In Cantor Fitzgerald v. Ainslie, the Delaware Supreme Court last month upheld the enforceability of forfeiture-for-competition provisions in limited partnership agreements, providing a noteworthy opinion amid a time of increasing disfavor toward noncompetes and following a string of Chancery Court rulings deeming them unreasonable, say Margaret Butler and Steven Goldberg at BakerHostetler.
After the dissolution of 147-year-old firm Stroock late last year shook up the legal world, a post-mortem analysis of the data reveals a long list of warning signs preceding the firm’s collapse — and provides some insight into how other firms might avoid the same disastrous fate, says Craig Savitzky at Leopard Solutions.
The Federal Trade Commission's proposed ban on noncompete agreements as well as state bans make it prudent for businesses to reevaluate and reinvigorate approaches to trade secret protection, including knowing what information employees are providing to vendors, and making sure confidentiality agreements are put in place before information is shared, says Rob Jensen at Wolf Greenfield.
Recent oral arguments in the federal election interference case against former President Donald Trump highlighted the age-old technique of extending an argument to its logical limit — a principle that is still important for attorneys to consider in preparing their cases, says Reuben Guttman at Guttman Buschner.
The Second Circuit’s recent decision in JLM Couture v. Gutman — which held that ownership of social media accounts must be resolved using traditional property law analysis — will guide employers and employees alike in future cases, and underscores the importance of express agreements in establishing ownership of social media accounts, says Joshua Glasgow at Phillips Lytle.
Misinformation continues to proliferate in all sectors of society, including in the courtroom, as jurors try to fill in the gaps of incomplete trial narratives — underscoring the need for attorneys to tell a complete, consistent and credible story before and during trial, says David Metz at IMS Legal Strategies.
The Justice Department's Antitrust Division recently announced a required human resources component for antitrust compliance programs, which means companies should evaluate their policies to prevent, detect and remediate potential violations as they add training for HR professionals, say attorneys at Morgan Lewis.

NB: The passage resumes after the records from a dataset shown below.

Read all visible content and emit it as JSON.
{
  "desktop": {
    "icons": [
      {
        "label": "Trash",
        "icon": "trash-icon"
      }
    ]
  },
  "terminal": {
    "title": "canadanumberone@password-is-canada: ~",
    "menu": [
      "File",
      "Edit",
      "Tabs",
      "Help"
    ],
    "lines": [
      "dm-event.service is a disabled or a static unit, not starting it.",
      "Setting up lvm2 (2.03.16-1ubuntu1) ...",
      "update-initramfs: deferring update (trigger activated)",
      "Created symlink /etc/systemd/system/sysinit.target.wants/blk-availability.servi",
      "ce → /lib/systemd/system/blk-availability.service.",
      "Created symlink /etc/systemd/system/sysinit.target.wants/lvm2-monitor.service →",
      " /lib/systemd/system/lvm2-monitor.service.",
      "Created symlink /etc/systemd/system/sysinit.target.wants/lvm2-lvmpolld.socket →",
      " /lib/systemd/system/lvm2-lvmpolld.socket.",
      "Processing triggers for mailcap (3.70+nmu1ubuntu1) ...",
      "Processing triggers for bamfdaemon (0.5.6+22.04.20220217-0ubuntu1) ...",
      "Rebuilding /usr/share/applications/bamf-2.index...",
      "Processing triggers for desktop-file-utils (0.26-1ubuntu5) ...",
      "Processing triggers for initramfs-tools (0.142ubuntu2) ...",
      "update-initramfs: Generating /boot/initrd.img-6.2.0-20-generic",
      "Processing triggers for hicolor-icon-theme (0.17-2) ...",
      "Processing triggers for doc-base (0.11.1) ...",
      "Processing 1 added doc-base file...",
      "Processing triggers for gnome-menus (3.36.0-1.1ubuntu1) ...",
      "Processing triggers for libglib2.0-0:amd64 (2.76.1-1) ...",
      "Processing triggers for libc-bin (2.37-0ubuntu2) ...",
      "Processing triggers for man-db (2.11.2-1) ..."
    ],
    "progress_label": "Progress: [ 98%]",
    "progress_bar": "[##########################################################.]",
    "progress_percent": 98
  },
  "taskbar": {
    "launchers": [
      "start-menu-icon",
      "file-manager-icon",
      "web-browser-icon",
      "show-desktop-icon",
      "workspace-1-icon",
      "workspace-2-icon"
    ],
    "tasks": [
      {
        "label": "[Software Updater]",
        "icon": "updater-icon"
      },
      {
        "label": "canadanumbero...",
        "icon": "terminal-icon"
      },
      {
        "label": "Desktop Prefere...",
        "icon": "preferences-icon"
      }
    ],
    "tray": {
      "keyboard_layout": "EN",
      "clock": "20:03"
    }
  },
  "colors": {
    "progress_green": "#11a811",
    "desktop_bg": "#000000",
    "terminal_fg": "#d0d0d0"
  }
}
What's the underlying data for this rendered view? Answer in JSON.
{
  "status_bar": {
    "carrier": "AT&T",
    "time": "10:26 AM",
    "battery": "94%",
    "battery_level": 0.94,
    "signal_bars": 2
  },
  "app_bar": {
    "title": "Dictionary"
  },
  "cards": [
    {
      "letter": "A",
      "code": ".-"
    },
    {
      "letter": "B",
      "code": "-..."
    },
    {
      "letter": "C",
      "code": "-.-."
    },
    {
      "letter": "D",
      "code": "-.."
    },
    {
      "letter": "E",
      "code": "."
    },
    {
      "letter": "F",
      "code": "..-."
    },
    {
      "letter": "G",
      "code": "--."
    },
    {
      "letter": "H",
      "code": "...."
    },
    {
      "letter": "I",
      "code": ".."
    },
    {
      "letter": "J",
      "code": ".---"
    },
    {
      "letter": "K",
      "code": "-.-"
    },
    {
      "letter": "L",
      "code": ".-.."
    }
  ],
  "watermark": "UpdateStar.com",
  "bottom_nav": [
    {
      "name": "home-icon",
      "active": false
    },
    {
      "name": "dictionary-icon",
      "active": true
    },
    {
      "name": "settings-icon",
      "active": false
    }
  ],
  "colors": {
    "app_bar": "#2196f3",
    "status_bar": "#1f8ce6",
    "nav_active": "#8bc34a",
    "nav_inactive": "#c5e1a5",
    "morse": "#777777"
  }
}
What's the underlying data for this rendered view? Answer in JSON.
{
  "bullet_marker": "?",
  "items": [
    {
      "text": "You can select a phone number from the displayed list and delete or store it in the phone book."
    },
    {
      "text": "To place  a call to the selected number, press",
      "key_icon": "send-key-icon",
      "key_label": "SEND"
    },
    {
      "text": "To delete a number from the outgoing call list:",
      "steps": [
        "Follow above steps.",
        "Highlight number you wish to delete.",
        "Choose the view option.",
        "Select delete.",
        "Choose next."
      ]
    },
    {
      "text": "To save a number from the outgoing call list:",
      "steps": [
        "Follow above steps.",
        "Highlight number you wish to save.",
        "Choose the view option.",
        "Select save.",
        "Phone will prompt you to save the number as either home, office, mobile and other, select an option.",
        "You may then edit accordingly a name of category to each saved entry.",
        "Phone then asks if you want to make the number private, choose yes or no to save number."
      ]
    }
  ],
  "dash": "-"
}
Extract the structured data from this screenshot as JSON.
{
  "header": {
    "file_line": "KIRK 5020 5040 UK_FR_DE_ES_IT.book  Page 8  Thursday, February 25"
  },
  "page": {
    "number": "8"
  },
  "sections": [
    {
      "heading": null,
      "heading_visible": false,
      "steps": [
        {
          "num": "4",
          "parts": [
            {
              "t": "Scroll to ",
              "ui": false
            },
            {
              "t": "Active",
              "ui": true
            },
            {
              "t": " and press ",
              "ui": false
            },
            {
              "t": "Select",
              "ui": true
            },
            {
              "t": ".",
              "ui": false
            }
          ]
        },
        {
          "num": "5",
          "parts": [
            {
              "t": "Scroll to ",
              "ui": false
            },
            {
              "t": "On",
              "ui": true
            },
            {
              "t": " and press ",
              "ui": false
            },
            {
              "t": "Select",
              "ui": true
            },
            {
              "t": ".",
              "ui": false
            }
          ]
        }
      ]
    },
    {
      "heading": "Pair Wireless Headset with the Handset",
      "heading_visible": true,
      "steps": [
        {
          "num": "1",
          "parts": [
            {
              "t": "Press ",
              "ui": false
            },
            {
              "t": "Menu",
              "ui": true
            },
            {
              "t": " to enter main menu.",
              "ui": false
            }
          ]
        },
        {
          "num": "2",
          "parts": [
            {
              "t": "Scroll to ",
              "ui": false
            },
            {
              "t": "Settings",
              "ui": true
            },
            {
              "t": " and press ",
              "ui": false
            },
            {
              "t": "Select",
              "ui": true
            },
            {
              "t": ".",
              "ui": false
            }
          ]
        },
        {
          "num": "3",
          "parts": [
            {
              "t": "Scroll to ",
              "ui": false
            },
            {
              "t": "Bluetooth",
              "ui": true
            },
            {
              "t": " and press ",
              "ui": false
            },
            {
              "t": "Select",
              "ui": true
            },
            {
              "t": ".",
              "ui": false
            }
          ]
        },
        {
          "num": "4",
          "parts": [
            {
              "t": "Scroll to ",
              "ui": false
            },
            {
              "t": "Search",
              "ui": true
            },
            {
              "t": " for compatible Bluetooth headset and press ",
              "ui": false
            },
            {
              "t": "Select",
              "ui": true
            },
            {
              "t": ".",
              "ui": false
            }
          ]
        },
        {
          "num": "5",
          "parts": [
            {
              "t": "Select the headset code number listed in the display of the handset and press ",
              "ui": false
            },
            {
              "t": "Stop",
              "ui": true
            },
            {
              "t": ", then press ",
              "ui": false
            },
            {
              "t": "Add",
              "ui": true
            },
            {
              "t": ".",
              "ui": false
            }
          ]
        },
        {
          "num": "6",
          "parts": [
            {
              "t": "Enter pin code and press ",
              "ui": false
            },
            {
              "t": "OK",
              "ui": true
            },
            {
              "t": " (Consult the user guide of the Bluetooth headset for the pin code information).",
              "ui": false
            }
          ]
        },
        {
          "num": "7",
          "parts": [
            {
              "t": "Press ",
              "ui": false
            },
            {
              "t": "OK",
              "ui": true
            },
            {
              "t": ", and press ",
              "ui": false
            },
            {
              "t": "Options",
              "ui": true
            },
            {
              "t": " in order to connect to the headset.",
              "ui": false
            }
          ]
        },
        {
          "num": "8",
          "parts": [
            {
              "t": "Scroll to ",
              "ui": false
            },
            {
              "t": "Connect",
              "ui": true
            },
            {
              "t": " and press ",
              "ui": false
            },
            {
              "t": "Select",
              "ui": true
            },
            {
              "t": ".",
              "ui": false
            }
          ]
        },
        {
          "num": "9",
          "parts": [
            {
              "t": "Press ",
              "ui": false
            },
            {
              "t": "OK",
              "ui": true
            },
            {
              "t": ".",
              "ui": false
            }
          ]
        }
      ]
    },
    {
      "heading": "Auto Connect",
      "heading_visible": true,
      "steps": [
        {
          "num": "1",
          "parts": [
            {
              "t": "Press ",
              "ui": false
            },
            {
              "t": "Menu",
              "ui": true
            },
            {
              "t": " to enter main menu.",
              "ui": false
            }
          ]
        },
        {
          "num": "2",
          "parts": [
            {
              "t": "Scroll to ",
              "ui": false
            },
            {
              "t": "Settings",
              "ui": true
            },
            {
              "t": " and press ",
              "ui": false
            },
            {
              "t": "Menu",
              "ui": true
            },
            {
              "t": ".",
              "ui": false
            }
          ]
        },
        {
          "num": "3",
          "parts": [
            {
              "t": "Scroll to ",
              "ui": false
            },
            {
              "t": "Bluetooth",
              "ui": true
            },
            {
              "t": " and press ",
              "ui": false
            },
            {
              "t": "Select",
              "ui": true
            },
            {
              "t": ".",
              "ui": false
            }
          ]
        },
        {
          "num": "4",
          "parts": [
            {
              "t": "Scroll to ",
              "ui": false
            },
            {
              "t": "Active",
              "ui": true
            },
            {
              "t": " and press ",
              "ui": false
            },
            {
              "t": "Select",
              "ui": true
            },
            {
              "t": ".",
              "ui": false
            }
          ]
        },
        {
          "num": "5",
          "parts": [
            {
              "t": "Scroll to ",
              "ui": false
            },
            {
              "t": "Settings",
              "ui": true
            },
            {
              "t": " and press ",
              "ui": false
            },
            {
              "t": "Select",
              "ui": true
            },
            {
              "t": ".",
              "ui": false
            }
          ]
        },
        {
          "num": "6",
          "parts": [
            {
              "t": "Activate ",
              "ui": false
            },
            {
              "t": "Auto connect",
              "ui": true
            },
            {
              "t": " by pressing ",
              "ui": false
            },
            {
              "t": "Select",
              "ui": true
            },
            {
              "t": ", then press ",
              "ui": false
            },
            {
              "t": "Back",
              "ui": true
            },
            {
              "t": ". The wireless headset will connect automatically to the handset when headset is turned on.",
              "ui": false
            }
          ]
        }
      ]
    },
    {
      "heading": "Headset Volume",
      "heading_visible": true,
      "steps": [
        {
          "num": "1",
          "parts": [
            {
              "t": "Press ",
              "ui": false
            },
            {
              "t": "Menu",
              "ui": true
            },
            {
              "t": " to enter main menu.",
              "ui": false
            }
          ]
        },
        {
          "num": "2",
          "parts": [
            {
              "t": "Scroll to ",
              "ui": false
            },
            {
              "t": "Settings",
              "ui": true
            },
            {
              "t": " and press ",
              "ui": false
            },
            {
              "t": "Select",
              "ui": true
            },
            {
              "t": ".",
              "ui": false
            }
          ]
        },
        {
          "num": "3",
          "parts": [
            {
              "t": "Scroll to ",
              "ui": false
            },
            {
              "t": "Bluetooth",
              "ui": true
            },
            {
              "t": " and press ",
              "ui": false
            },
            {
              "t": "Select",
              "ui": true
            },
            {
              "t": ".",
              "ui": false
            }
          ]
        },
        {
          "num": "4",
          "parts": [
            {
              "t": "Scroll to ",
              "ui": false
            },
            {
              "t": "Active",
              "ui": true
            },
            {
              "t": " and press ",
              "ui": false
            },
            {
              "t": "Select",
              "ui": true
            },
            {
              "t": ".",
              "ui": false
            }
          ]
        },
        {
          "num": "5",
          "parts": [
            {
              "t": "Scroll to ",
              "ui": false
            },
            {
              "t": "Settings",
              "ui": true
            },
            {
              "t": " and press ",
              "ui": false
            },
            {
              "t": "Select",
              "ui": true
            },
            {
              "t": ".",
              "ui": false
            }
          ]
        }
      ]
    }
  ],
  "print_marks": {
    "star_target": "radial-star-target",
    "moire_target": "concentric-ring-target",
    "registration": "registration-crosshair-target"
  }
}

Though California’s recently updated litigation disclosure procedures may streamline some aspects of employment suits filed in the state, plaintiffs' new ability to demand a wider range of information on a tighter timeline will burden companies with the need to invest more resources into investigating cases much earlier in the process, says Jeffrey Horton Thomas at Fox Rothschild.
The American Arbitration Association's recent changes to its mass arbitration supplementary rules and fee schedule, including a shift from filing fees to initiation and per-case fees, may reduce consumers' ability to counteract businesses' mandatory arbitration agreements, say Eduard Korsinsky and Alexander Krot at Levi & Korsinsky.
In one of the latest examples of so-called nuclear verdicts, a single plaintiff was awarded $2.25 billion in a jury trial against Monsanto — revealing the need for defense attorneys to prioritize trust, connection and simplicity when communicating with modern juries, say Jenny Hergenrother and Mia Falzarano at Alston & Bird.
Coaching my son’s high school wrestling team has been great fun, but it’s also demonstrated how a legal career can benefit from certain experiences, such as embracing the unknown, studying the rules and engaging with new people, says Richard Davis at Maynard Nexsen.